After my dad died Mom and I were cleaning out the office in the sawmill one day when suddenly Mom started to both laugh and cry. We had stumbled across an old wallet in one of the drawers. Not understanding the significance of this discovery I asked what was so funny. Apparently Dad used to hide old wallets, like this one, with a dollar bill tucked into the lining inside an open knot of one of the logs loaded on the sawmill ramp. When a new and unsuspecting hired hand proceeded to roll the log up the ramp he would then whoop and holler at his ‘good fortune’ at finding this not-so-well hidden treasure.
Whenever Dad was on the phone talking business, us girls would giggle and grin and nudge each other as we waited for him to end the call because he would always wrap up the conversation with a curt ‘You bet’. We would all burst out laughing – until that one time when he calmly told the party on the other end of the line ‘Yes. Thank you. Goodbye’. He looked up with a smirk — and a ‘Gotcha’ expression on his face — and laughed at us instead. By golly, he knew!
A favorite story of mine is one I will always remember fondly and with an appreciation of how his mind – churning, twisting and turning and thinking, always thinking! – worked. Mom and I were discussing a precancerous mole that I had just had removed from my belly. She and I talked about how one of my other sisters had also had one removed a few years earlier and that the doctors had been quite concerned. It was a fairly serious conversation. Dad sat there silently, biding his time. When there was a lull in the conversation he quietly observed that one time he’d ‘had a gopher’ on his leg. It didn’t sink in at first. I just looked at him blinking, trying to understand but once I did I was a goner! I laughed and laughed. After I stopped laughing, I’d think again of what he had said and would laugh still more until my stomach ached and big, fat tears rolled down my cheeks. Oh, how Daddy loved to make us laugh.

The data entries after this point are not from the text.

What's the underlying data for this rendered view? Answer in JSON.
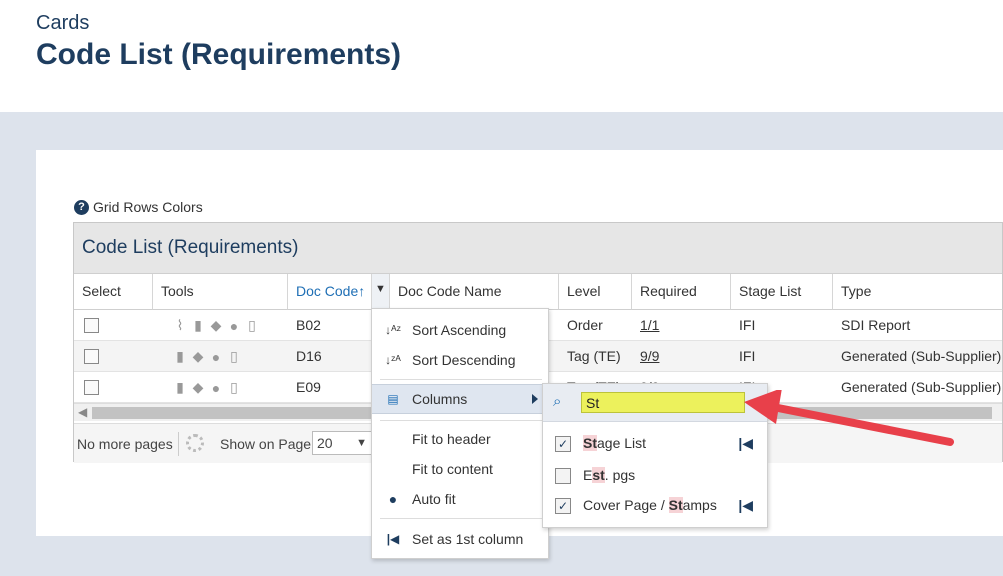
{
  "header": {
    "breadcrumb": "Cards",
    "title": "Code List (Requirements)"
  },
  "grid_colors_label": "Grid Rows Colors",
  "grid": {
    "caption": "Code List (Requirements)",
    "columns": {
      "select": "Select",
      "tools": "Tools",
      "doc_code": "Doc Code",
      "doc_code_name": "Doc Code Name",
      "level": "Level",
      "required": "Required",
      "stage_list": "Stage List",
      "type": "Type"
    },
    "sort_indicator": "↑",
    "rows": [
      {
        "doc_code": "B02",
        "level": "Order",
        "required": "1/1",
        "stage_list": "IFI",
        "type": "SDI Report"
      },
      {
        "doc_code": "D16",
        "level": "Tag (TE)",
        "required": "9/9",
        "stage_list": "IFI",
        "type": "Generated (Sub-Supplier)"
      },
      {
        "doc_code": "E09",
        "level": "Tag (TE)",
        "required": "9/9",
        "stage_list": "IFI",
        "type": "Generated (Sub-Supplier)"
      }
    ]
  },
  "pager": {
    "no_more_pages": "No more pages",
    "show_on_page_label": "Show on Page:",
    "page_size": "20"
  },
  "column_menu": {
    "sort_ascending": "Sort Ascending",
    "sort_descending": "Sort Descending",
    "columns": "Columns",
    "fit_to_header": "Fit to header",
    "fit_to_content": "Fit to content",
    "auto_fit": "Auto fit",
    "set_first_column": "Set as 1st column"
  },
  "columns_submenu": {
    "search_value": "St",
    "items": [
      {
        "label": "Stage List",
        "checked": true,
        "pinned": true
      },
      {
        "label": "Est. pgs",
        "checked": false,
        "pinned": false
      },
      {
        "label": "Cover Page / Stamps",
        "checked": true,
        "pinned": true
      }
    ]
  },
  "colors": {
    "title": "#1e3d5f",
    "link": "#1f6fb5",
    "search_highlight": "#ecf15c",
    "arrow": "#e8404a",
    "band": "#dde3ec"
  }
}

My husband knows this last story by heart because he has heard us girls tell it over and over again. The best ‘Dad’ story begins with a long-distance phone call. He had just gotten out of the shower as both my parents were getting ready for a big fish fry at the Timber Inn (the tavern my dad had built on our property a few years earlier). Back then it was a serious matter getting a long distance telephone call especially if it was related to business so it was important that he take – and finish – the call. While he was on the phone one of our cows broke through the electric fence. We girls tried again and again to corral it but our efforts were unsuccessful. We gestured frantically for Dad to get off the phone and come help us. Finally he finished the call, hung up the phone, grabbed a pair of pants and ran outside. Fortunately the cow had a rope attached to the collar around its neck and Dad was able to quickly grab hold of the rope. Success! He had the cow. But the cow was apparently in no mood to be had and struggled mightily to free itself from the hold Dad had on him as he ran along the busy highway that ran parallel to our property. Finally Dad had no choice but to grab the rope with BOTH hands. The result of which is that at this point gravity took over and his pants dropped to his ankles. Just as a highway patrolman drove by!
These stories of my dad– and so many others like them – helped all of us get through that dark and difficult time after he died. He was an amazing, wonderful (yet exasperating!) person and I sure do love and miss him immensely.